National Day for Truth and Reconciliation (September 30)

Events to Learn about the TRC’s Calls to Action and to Support Indigenous Initiatives
Office of Indigenous Initiatives

Written by Catherine Andre

In 2012, the Truth and Reconciliation Committee of Canada (TRC) announced the cultural genocide of Indigenous Peoples by Canadian governmental and religious institutions, primarily through its state-sanctioned residential school system. The TRC submits a Call to Action that is in place today and is accessible to the public. September 30 is now the National Day for Truth and Reconciliation and it is also Orange Shirt Day, a day to remember all the children who were lost to the residential school system (as well as in the Sixties Scoop and ongoing injustice within the foster care system). It is also meant to celebrate Indigenous resilience and ongoing commitment to the fact that Every Child Matters. Queen’s University’s Office of Indigenous Initiatives is running events and Learning Opportunities during the week of September 26-30 to foster discourse and tools that can be used in daily practice to employ the TRC’s Calls to Action and encourage ongoing support to Indigenous communities.

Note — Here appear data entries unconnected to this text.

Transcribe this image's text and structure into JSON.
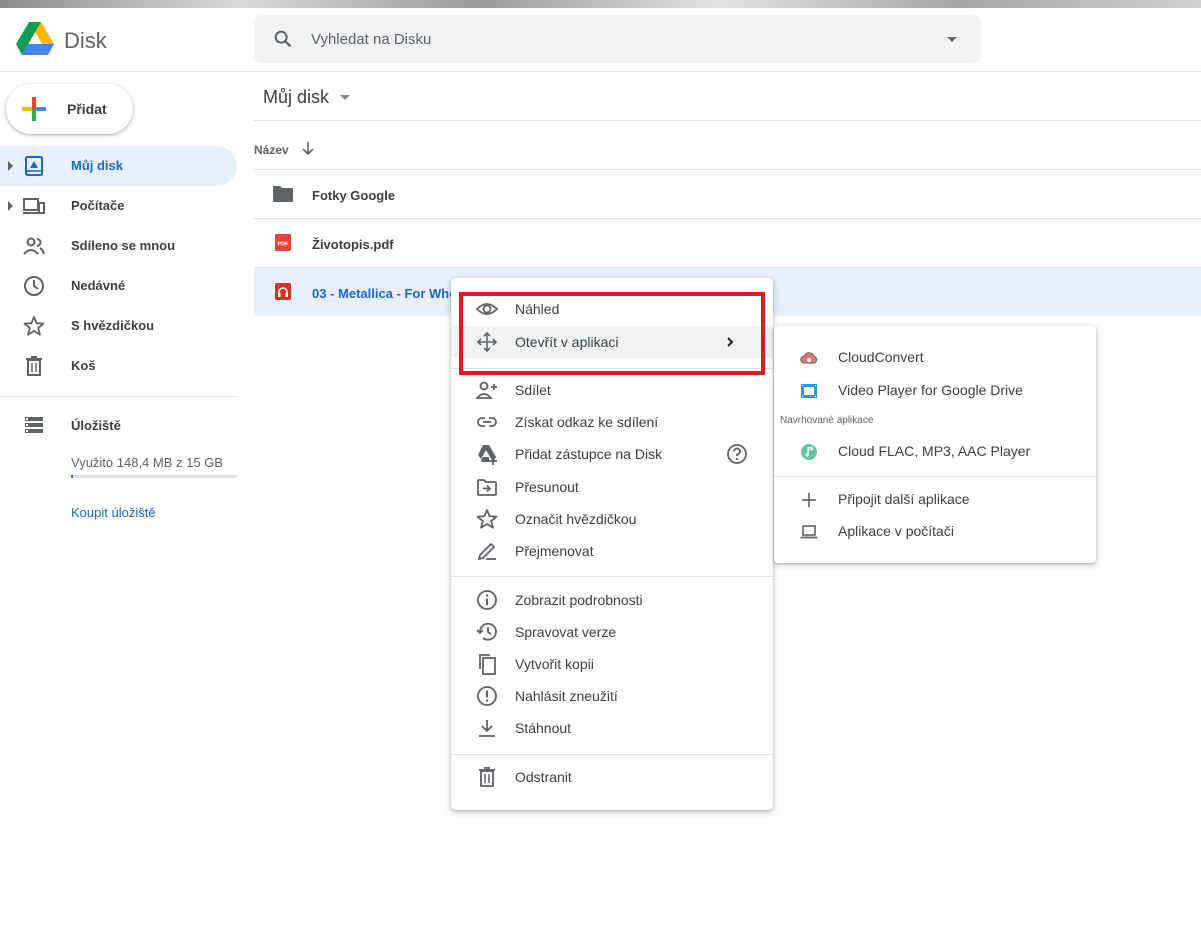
{
  "app": {
    "brand": "Disk"
  },
  "search": {
    "placeholder": "Vyhledat na Disku"
  },
  "new_button": {
    "label": "Přidat"
  },
  "sidebar": {
    "items": [
      {
        "label": "Můj disk",
        "icon": "my-drive-icon",
        "active": true
      },
      {
        "label": "Počítače",
        "icon": "computers-icon"
      },
      {
        "label": "Sdíleno se mnou",
        "icon": "shared-icon"
      },
      {
        "label": "Nedávné",
        "icon": "clock-icon"
      },
      {
        "label": "S hvězdičkou",
        "icon": "star-icon"
      },
      {
        "label": "Koš",
        "icon": "trash-icon"
      }
    ],
    "storage": {
      "label": "Úložiště",
      "used": "Využito 148,4 MB z 15 GB",
      "used_fraction": 0.01,
      "buy": "Koupit úložiště"
    }
  },
  "main": {
    "title": "Můj disk",
    "column_name": "Název",
    "files": [
      {
        "name": "Fotky Google",
        "icon": "folder-icon"
      },
      {
        "name": "Životopis.pdf",
        "icon": "pdf-icon"
      },
      {
        "name": "03 - Metallica - For Who",
        "icon": "audio-file-icon",
        "selected": true
      }
    ]
  },
  "context_menu": {
    "items": [
      {
        "label": "Náhled",
        "icon": "eye-icon"
      },
      {
        "label": "Otevřít v aplikaci",
        "icon": "open-with-icon"
      },
      {
        "label": "Sdílet",
        "icon": "person-add-icon"
      },
      {
        "label": "Získat odkaz ke sdílení",
        "icon": "link-icon"
      },
      {
        "label": "Přidat zástupce na Disk",
        "icon": "drive-shortcut-icon"
      },
      {
        "label": "Přesunout",
        "icon": "move-icon"
      },
      {
        "label": "Označit hvězdičkou",
        "icon": "star-icon"
      },
      {
        "label": "Přejmenovat",
        "icon": "pencil-icon"
      },
      {
        "label": "Zobrazit podrobnosti",
        "icon": "info-icon"
      },
      {
        "label": "Spravovat verze",
        "icon": "history-icon"
      },
      {
        "label": "Vytvořit kopii",
        "icon": "copy-icon"
      },
      {
        "label": "Nahlásit zneužití",
        "icon": "report-icon"
      },
      {
        "label": "Stáhnout",
        "icon": "download-icon"
      },
      {
        "label": "Odstranit",
        "icon": "trash-icon"
      }
    ]
  },
  "submenu": {
    "items": [
      {
        "label": "CloudConvert",
        "icon": "cloudconvert-icon"
      },
      {
        "label": "Video Player for Google Drive",
        "icon": "video-player-icon"
      },
      {
        "label": "Cloud FLAC, MP3, AAC Player",
        "icon": "music-player-icon"
      },
      {
        "label": "Připojit další aplikace",
        "icon": "plus-icon"
      },
      {
        "label": "Aplikace v počítači",
        "icon": "laptop-icon"
      }
    ],
    "heading": "Navrhované aplikace"
  },
  "colors": {
    "accent": "#1967d2",
    "active_bg": "#e8f0fe",
    "highlight_box": "#e3191c",
    "pdf_red": "#ea4335"
  }
}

Reconciliation is not just about apologies and words; it is a call for ongoing action and relationship. Reconciliation involves active participation in the support of Indigenous sovereignty, Indigenous cultural practices, education, health, and more. Reconciliation is a call for all residents on this land to honour their responsibility to each other’s wellbeing because relationships are a two-way street. This understanding of the symbiotic nature of relationships on shared land is written into the 1764 Treaty of Niagara or what is known as the Two-Row Wampum, an agreement formed between the nations of the Haudenosaunee Confederacy and non-Indigenous settlers, of which the unceded lands of Kingston are a part. As residents on this unceded land, we are a part of communal relationships that involve mutual support and cooperation. When one part of the Two-Row Wampum is suffering or in need, the others offer friendship and support.

One example of how this can be done is by helping to fund and support Indigenous initiatives. In acknowledgement of the TRC’s Calls to Action, the Queen’s University Office of Indigenous Initiatives is hosting events and Learning Opportunities from September 26-30 to honour the National Day for Truth and Reconciliation on September 30. There will be an array of events for you to take part in, including an Art Exhibit at Stauffer Library, a workshop on how to incorporate the TRC recommendations into your classroom, a Beading Workshop, Paint Night, and ends with a Sacred Fire which everyone is welcome (and encouraged) to attend.

Four Directions Indigenous Student Centre is also hosting a Sacred Fire that day for Indigenous students. Remember to wear your orange shirts!

Two-Row Wampum

The earliest [treaty] is the two-row wampum, an agreement between the Dutch and Haudenosaunee in 1613 in what is now New York state. The two-row wampum represents a river and the parallel lines represent the paths of each party's vessel, and while they may travel forward together they will not intersect or interfere with each other."

Two versions of a Wampum Belt

The Aionwá:tha Wampum Belt (above) and Two Row Wampum Belt (Below).

If you want to learn more about treaties in Ontario, check out the CBC's article about them here.

To see a full list of events for Truth & Reconciliation Week, check out the Office of Indigenous Initiatives website.